into my mind. A movie
never released; a book
unpublished: these I inherit
as she ghosts me. The forgeries
and false antiques of reconciliation,
long-lost phone calls stirring
in the still of night, I learn
to surrender everything in time.
All poems (yes, even the happy ones) are arguably elegiac by nature, in that the experience, emotion or thought that is the poem’s impelling force can never again be realised. The poem becomes its own memorial, even as it is being written. Paradoxically, the writing of a poem cannot happen without an invocation. And that’s sort of the gist of what Harvey is up to here. Ghosts is a moving, austerely beautiful series of such invocations and memorials. But, like any book, it is not without its flaws.
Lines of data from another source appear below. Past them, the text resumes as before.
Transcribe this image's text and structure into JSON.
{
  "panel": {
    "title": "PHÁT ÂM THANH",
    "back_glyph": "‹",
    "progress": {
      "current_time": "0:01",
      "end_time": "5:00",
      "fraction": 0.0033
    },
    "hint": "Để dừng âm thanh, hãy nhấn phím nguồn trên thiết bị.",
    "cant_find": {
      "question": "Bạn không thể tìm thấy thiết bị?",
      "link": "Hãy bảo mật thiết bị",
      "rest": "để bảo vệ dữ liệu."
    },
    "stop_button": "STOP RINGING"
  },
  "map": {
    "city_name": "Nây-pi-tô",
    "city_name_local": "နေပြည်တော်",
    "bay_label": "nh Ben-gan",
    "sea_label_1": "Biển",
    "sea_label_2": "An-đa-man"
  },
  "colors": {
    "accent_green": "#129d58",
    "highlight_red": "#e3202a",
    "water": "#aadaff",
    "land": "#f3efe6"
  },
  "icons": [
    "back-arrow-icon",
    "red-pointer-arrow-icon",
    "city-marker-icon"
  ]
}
At times Ghosts began to feel like a creative writing thesis. That is, a manuscript where one too many poems began to feel like writing exercises, maquettes or studies – warm-ups for the main event of the true poem’s occasion. And there are many, many true poems in this book. Harvey is to be commended for her experimentation, for employing such a diverse range of verse and poetic forms. She is able to write to a beat and metric, and shows a gift for appropriating non-literary forms too. Her ‘Serving Notice upon the Prime Minister’ – one of the most successful experiments in the collection – utilises the form of an eviction notice to be served on the Beehive. However, I did find myself questioning the necessity of the erasure poem made from Key’s 2015 announcement to cull and sell-off 800 state homes. Rarely do erasure poems work in isolation. And it is unlikely this poem will have any meaning to a reader who has no familiarity with the text it is composed from. There are also too many footnotes and quotations cluttering up the white pages of this book, taking focus away from the beautiful architecture of the poems themselves. It’s also somewhat condescending to title an erasure poem, ‘Erasure’ or to subtitle a group of numbered poems ‘a sequence.’ Even the most casual poetry reader can work this stuff out for themselves.
One of the weird little mantras they hammer into you on any writing course is, ‘Show, don’t tell.’ This is something of an oxymoron: you simply cannot show without telling. But, of course, this pertains to the use of concrete and precise imagery, as opposed to the general and abstract. I mentioned earlier at times feeling as if we do not get close enough to these ghosts. They are often broadly described, leaving the reader with little or no sense of their physical or spectral identities. This is small stuff. By no means does it detract from the beauty and power of this fearless performance.
Michael Steven is an Auckland poet.